This article was originally published by UKNow.
A new collaborative initiative at the University of Kentucky is working to better support children and teens struggling with mental health challenges with the help of summer camps, which provide positive experiences by building social skills and creating supportive networks.
Poor mental health among young people is a severe and growing problem across the U.S.
In fact, according to the Centers for Disease Control and Prevention (CDC), more than 36% of adolescents experienced persistent sadness or hopelessness, and more than 15% experienced a major depressive episode in 2019.
To better support the well-being of young people, the College of Social Work (CoSW) has partnered with the College of Agriculture, Food and Environment (CAFE) and UK Cooperative Extension Service to launch the 4-H Camp Behavioral Health Fellow Program.
The initiative works to hire and train qualified behavioral health specialists — ultimately increasing the capacity to address mental health issues of campers.
“We are grateful for this new partnership in the spirit of collaboration through the UK Engage program,” Nancy Cox, dean of CAFE, said. “The College of Social work is indispensable to our 4-H program.”

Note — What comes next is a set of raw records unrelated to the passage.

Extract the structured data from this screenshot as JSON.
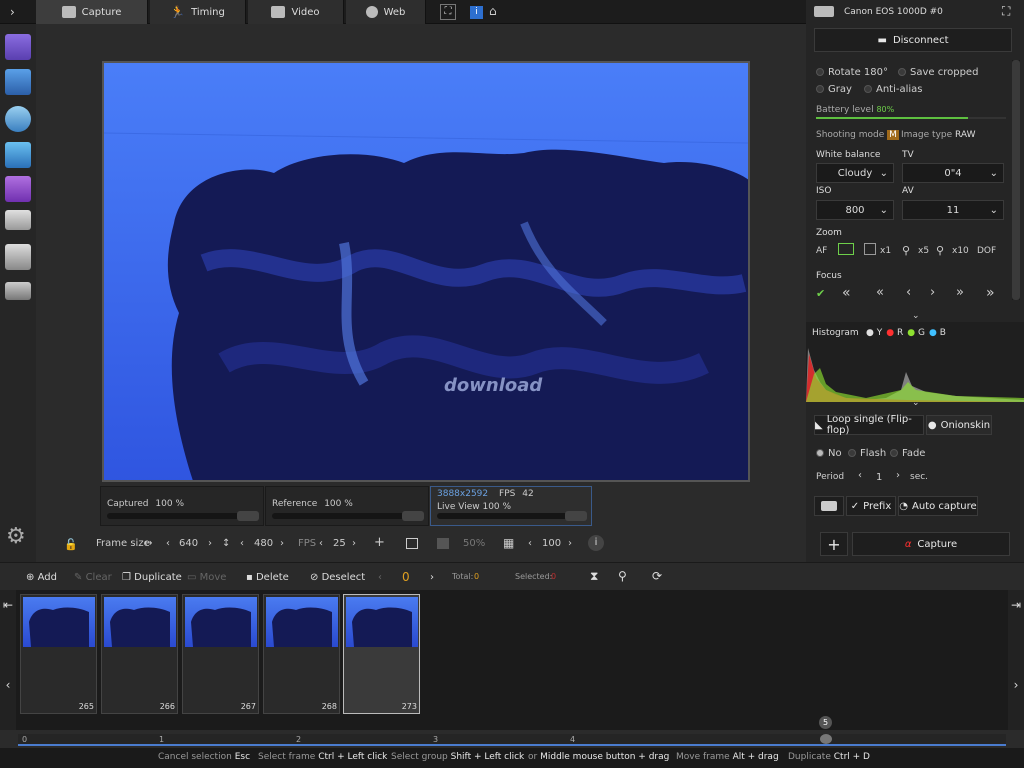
{
  "tabs": [
    {
      "label": "Capture",
      "icon": "camera-icon",
      "active": true
    },
    {
      "label": "Timing",
      "icon": "runner-icon",
      "active": false
    },
    {
      "label": "Video",
      "icon": "film-icon",
      "active": false
    },
    {
      "label": "Web",
      "icon": "globe-icon",
      "active": false
    }
  ],
  "camera": {
    "name": "Canon EOS 1000D #0",
    "disconnect_label": "Disconnect"
  },
  "options": {
    "rotate": "Rotate 180°",
    "save_cropped": "Save cropped",
    "gray": "Gray",
    "anti_alias": "Anti-alias",
    "battery_label": "Battery level",
    "battery_value": "80%",
    "battery_fraction": 0.8,
    "shooting_mode_label": "Shooting mode",
    "shooting_mode_value": "M",
    "image_type_label": "Image type",
    "image_type_value": "RAW",
    "wb_label": "White balance",
    "wb_value": "Cloudy",
    "tv_label": "TV",
    "tv_value": "0\"4",
    "iso_label": "ISO",
    "iso_value": "800",
    "av_label": "AV",
    "av_value": "11",
    "zoom_label": "Zoom",
    "af": "AF",
    "x1": "x1",
    "x5": "x5",
    "x10": "x10",
    "dof": "DOF",
    "focus_label": "Focus"
  },
  "histogram": {
    "label": "Histogram",
    "channels": [
      "Y",
      "R",
      "G",
      "B"
    ],
    "colors": [
      "#e0e0e0",
      "#ff3030",
      "#8ee030",
      "#40c0ff"
    ]
  },
  "loop": {
    "loop_label": "Loop single (Flip-flop)",
    "onion_label": "Onionskin",
    "no": "No",
    "flash": "Flash",
    "fade": "Fade",
    "period_label": "Period",
    "period_value": "1",
    "period_unit": "sec."
  },
  "capture_controls": {
    "prefix": "Prefix",
    "auto_capture": "Auto capture",
    "capture": "Capture"
  },
  "layers": {
    "captured": "Captured",
    "captured_pct": "100",
    "pct_sign": "%",
    "reference": "Reference",
    "reference_pct": "100",
    "resolution": "3888x2592",
    "fps_label": "FPS",
    "fps_value": "42",
    "liveview": "Live View",
    "liveview_pct": "100"
  },
  "frame": {
    "size_label": "Frame size",
    "width": "640",
    "height": "480",
    "fps_label": "FPS",
    "fps": "25",
    "opacity": "50%",
    "zoom": "100"
  },
  "toolbar": {
    "add": "Add",
    "clear": "Clear",
    "duplicate": "Duplicate",
    "move": "Move",
    "delete": "Delete",
    "deselect": "Deselect",
    "current": "0",
    "total_label": "Total:",
    "total": "0",
    "selected_label": "Selected:",
    "selected": "0"
  },
  "frames": [
    "265",
    "266",
    "267",
    "268",
    "273"
  ],
  "timeline": {
    "ticks": [
      "0",
      "1",
      "2",
      "3",
      "4"
    ],
    "marker": "5"
  },
  "watermark": "download",
  "status": [
    {
      "label": "Cancel selection",
      "key": "Esc"
    },
    {
      "label": "Select frame",
      "key": "Ctrl + Left click"
    },
    {
      "label": "Select group",
      "key": "Shift + Left click"
    },
    {
      "label": "or",
      "key": "Middle mouse button + drag"
    },
    {
      "label": "Move frame",
      "key": "Alt + drag"
    },
    {
      "label": "Duplicate",
      "key": "Ctrl + D"
    }
  ]
}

The 4-H Camp Behavioral Health Fellow Program focuses on camp preparedness, educational outreach and engagement, real-time incident response, and service connection and communication.

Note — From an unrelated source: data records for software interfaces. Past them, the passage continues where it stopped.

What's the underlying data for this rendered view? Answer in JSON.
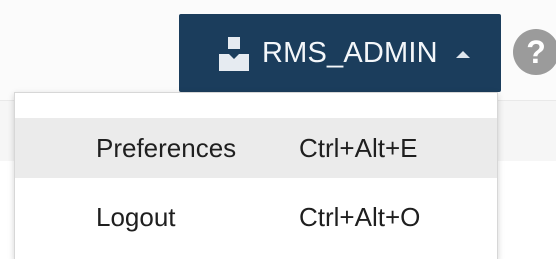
{
  "header": {
    "user_button": {
      "label": "RMS_ADMIN",
      "icon": "user-icon",
      "caret_icon": "caret-up-icon",
      "background_color": "#1b3d5c"
    },
    "help_button": {
      "icon": "help-icon",
      "glyph": "?"
    }
  },
  "user_menu": {
    "items": [
      {
        "label": "Preferences",
        "shortcut": "Ctrl+Alt+E",
        "highlighted": true
      },
      {
        "label": "Logout",
        "shortcut": "Ctrl+Alt+O",
        "highlighted": false
      }
    ]
  }
}
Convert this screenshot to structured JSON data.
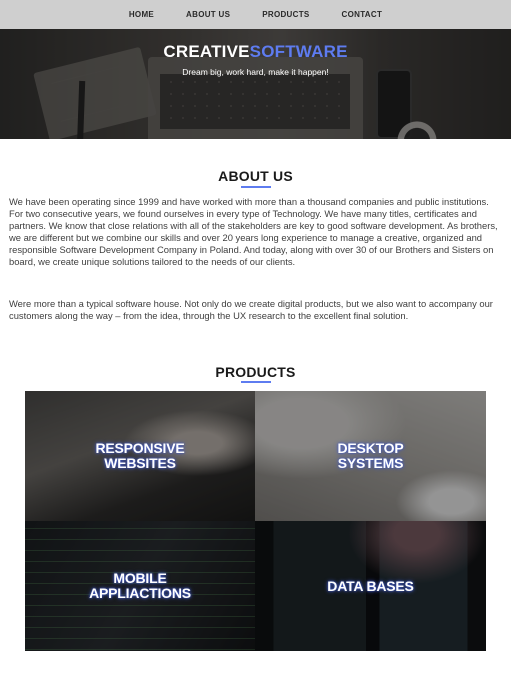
{
  "nav": {
    "items": [
      {
        "label": "HOME"
      },
      {
        "label": "ABOUT US"
      },
      {
        "label": "PRODUCTS"
      },
      {
        "label": "CONTACT"
      }
    ]
  },
  "hero": {
    "title_part1": "CREATIVE",
    "title_part2": "SOFTWARE",
    "tagline": "Dream big, work hard, make it happen!"
  },
  "about": {
    "heading": "ABOUT US",
    "paragraph1": "We have been operating since 1999 and have worked with more than a thousand companies and public institutions. For two consecutive years, we found ourselves in every type of Technology. We have many titles, certificates and partners. We know that close relations with all of the stakeholders are key to good software development. As brothers, we are different but we combine our skills and over 20 years long experience to manage a creative, organized and responsible Software Development Company in Poland. And today, along with over 30 of our Brothers and Sisters on board, we create unique solutions tailored to the needs of our clients.",
    "paragraph2": "Were more than a typical software house. Not only do we create digital products, but we also want to accompany our customers along the way – from the idea, through the UX research to the excellent final solution."
  },
  "products": {
    "heading": "PRODUCTS",
    "items": [
      {
        "label": "RESPONSIVE\nWEBSITES"
      },
      {
        "label": "DESKTOP\nSYSTEMS"
      },
      {
        "label": "MOBILE\nAPPLIACTIONS"
      },
      {
        "label": "DATA BASES"
      }
    ]
  },
  "colors": {
    "accent": "#5e7cf0",
    "nav_bg": "#cfcfcf"
  }
}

Fellows will be tasked with educating camp counselors on the signs of and strategies surrounding mental and behavioral health issues, as well as be available to respond to incidents that occur during camp. They will also work with young people, their caregivers and camp personnel to coordinate services prior to and after attending camp experiences.
Fellows, who will be enrolled in the graduate program in the CoSW, will participate in a variety of practice-oriented activities, including multi-modal training, field practicum and educational continuum. The training will also include behavioral and mental health field rotations, camp-based simulation exercises and 4-H research experiences.
“This innovative program will go a long way in bolstering behavioral and mental health supports to young people, caregivers and communities across the Commonwealth,” Jay Miller, dean of the College of Social Work, said. “What’s more, this approach embodies the principles set forth by Provost DiPaola’s Quality Enhancement Plan, Transdisciplinary Educational approaches to advance Kentucky.”
The first cohort of 4-H Camp Behavioral Health Fellows will begin the field portion of the program this summer.